While completing a school assignment, she discovered an international program that focussed on environmental leadership. Her new goal was to become one of twelve students from across the world to be accepted in the Seeds of Change Sustainable Agriculture Program in Ecuador. She was accepted as the only Australian participant. She set out on her first solo trip overseas, making her own way from Adelaide to Quito. She was 16 years old. Her parents didn’t know she had applied for the programme.
On her return from Ecuador, Kaidy wrote an article about the importance of increasing biological activity in soils. It was published in multiple farming magazines and online. She was invited to present a lecture about adopting sustainable farming practices and soil health to local farmers.

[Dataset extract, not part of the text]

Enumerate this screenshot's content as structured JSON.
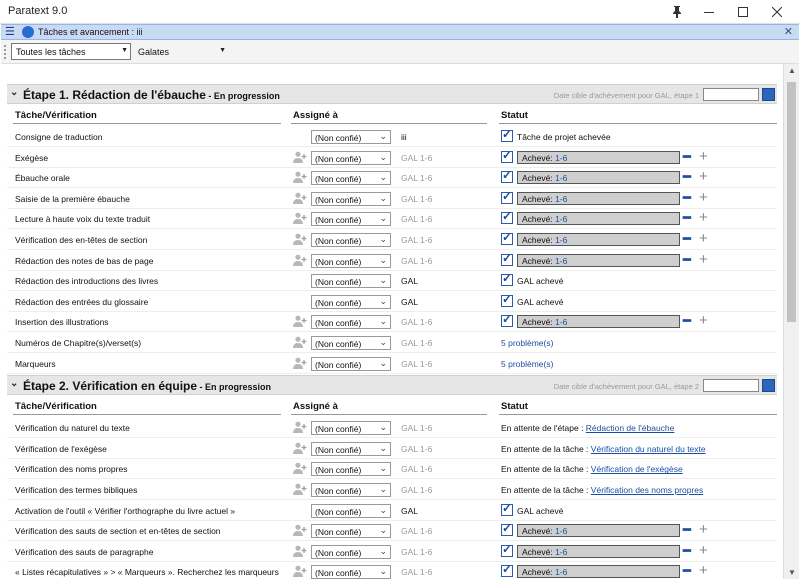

World-renowned microbial ecologist Dr Wendy Taheri inspired Kaidy to peruse a career in soil science.
In her role as female School Captain at St Joseph’s, Kaidy demonstrated strong proactive leadership skills through her organisation of refugee awareness and environmental protection activities within the school community. She has the ability to consider and show empathy for the opinions and circumstances of others.
Kaidy has been presented with a variety of community-based accolades including the Mayor’s Leadership Award. She was the inaugural recipient of the prestigious Order of Australia Association Student Citizenship Award for her volunteer work at respite camps as a mentor for disabled children, through the CARA organisation.
She has also been involved in Relay for Life, working with Fred’s Van to serve meals to less fortunate members of the Port Lincoln community and for being an environmental advocate.
Her Gap Year was spent at St Joseph’s working as a full-time Physical Education Trainee. This role allowed her to work with young children, particularly those affected by physical and intellectual disabilities to improve their fine motor skills and the way they approach life challenges.
Kaidy believes that through completing a degree in agricultural science, she will play a significant role in soil science and securing the future of agriculture in Australia.
Australian agriculture needs more young people like Kaidy Morgan. In many ways, the future of rural and regional Australia is in her hands. C.A.S. Hawker would be proud of her achievements and her commitment.